PAXTON – Michael J. Hari was sentenced Tuesday to 30 months probation. A Ford County jury found him guilty in mid-October of abducting his two daughters, a case that received national attention on "The Dr. Phil Show."
During the sentencing hearing, Ford County State's Attorney Tony Lee argued that Hari, 35, also should serve a six-month sentence at the Ford County Correctional Center in Paxton.
Lee said Hari "displayed classic criminal tendencies" and referred to a sentencing report that said Hari "rationalized the situation for his own benefit, minimized his own wrongdoing and projected blame onto others."
Lee said Hari should have been well aware of his wrongdoing because of his master's degree work in criminal justice and prior employment as a Ford County deputy.
Hari's attorney, Neill Schurter of Rantoul, told Circuit Court Judge Steve Pacey that Hari violated civil law but "did not knowingly violate criminal statutes."
Schurter told Pacey that Hari would honor probation conditions because he voluntarily returned to Ford County to face the child abduction charges.

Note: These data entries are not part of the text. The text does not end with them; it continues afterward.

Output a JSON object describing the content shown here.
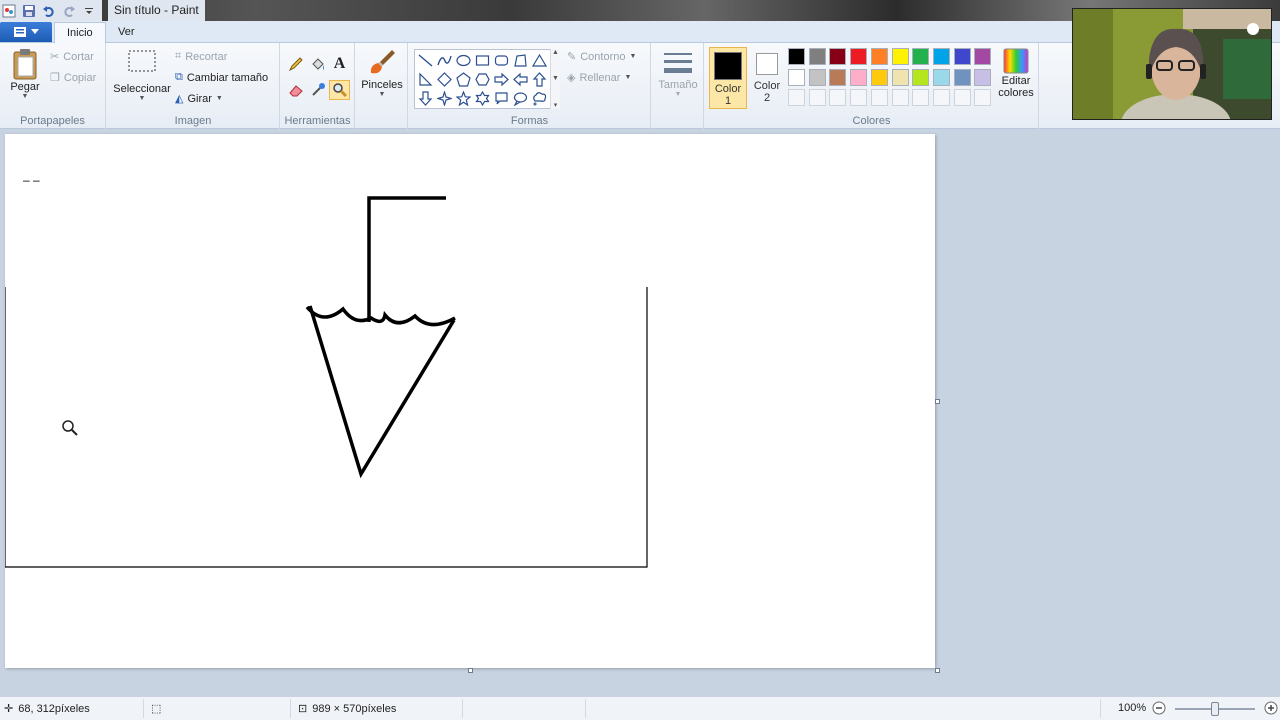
{
  "window": {
    "title": "Sin título - Paint"
  },
  "tabs": {
    "file_label": "",
    "home": "Inicio",
    "view": "Ver"
  },
  "clipboard": {
    "paste": "Pegar",
    "cut": "Cortar",
    "copy": "Copiar",
    "group": "Portapapeles"
  },
  "image": {
    "select": "Seleccionar",
    "crop": "Recortar",
    "resize": "Cambiar tamaño",
    "rotate": "Girar",
    "group": "Imagen"
  },
  "tools": {
    "group": "Herramientas",
    "brushes": "Pinceles",
    "active_tool": "magnifier"
  },
  "shapes": {
    "group": "Formas",
    "outline": "Contorno",
    "fill": "Rellenar"
  },
  "size": {
    "label": "Tamaño"
  },
  "colors": {
    "group": "Colores",
    "color1_label": "Color 1",
    "color2_label": "Color 2",
    "edit": "Editar colores",
    "color1": "#000000",
    "color2": "#ffffff",
    "palette_row1": [
      "#000000",
      "#7f7f7f",
      "#880015",
      "#ed1c24",
      "#ff7f27",
      "#fff200",
      "#22b14c",
      "#00a2e8",
      "#3f48cc",
      "#a349a4"
    ],
    "palette_row2": [
      "#ffffff",
      "#c3c3c3",
      "#b97a57",
      "#ffaec9",
      "#ffc90e",
      "#efe4b0",
      "#b5e61d",
      "#99d9ea",
      "#7092be",
      "#c8bfe7"
    ]
  },
  "status": {
    "cursor_position": "68, 312píxeles",
    "canvas_size": "989 × 570píxeles",
    "zoom": "100%"
  },
  "canvas_marks": {
    "dashes": "–  –"
  }
}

Hari addressed the judge and asked the record to reflect what he claimed were misstatements made at trial by both Lee and "Dr. Phil Show" investigator Harold Copus. Pacey told Hari that the time to dispute or contradict testimony was at trial.
Hari also said that as a matter of principle it was not appropriate for him to express remorse because he still maintains his innocence.
Pacey also ordered Hari to pay for any counseling that might be ordered by the judge in child custody proceedings that are under way and Hari must comply with any support orders in that case.
During the two-day trial in October, the prosecution argued Hari did not comply with an April 6, 2005, emergency order by Judge Pacey which granted temporary custody to Hari's ex-wife, Michelle Frakes of Peoria.
Hari's defense centered on the fact that he had custody of his daughters Mollie, 15, and (Allene) Grace, 13, since 2001, and that when he left on April 1, 2005, he was not aware of the contents of the April 6 order.
The girls were not returned to the U.S. until February when they were located by Copus. The girls were living with their father in the Central American country of Belize.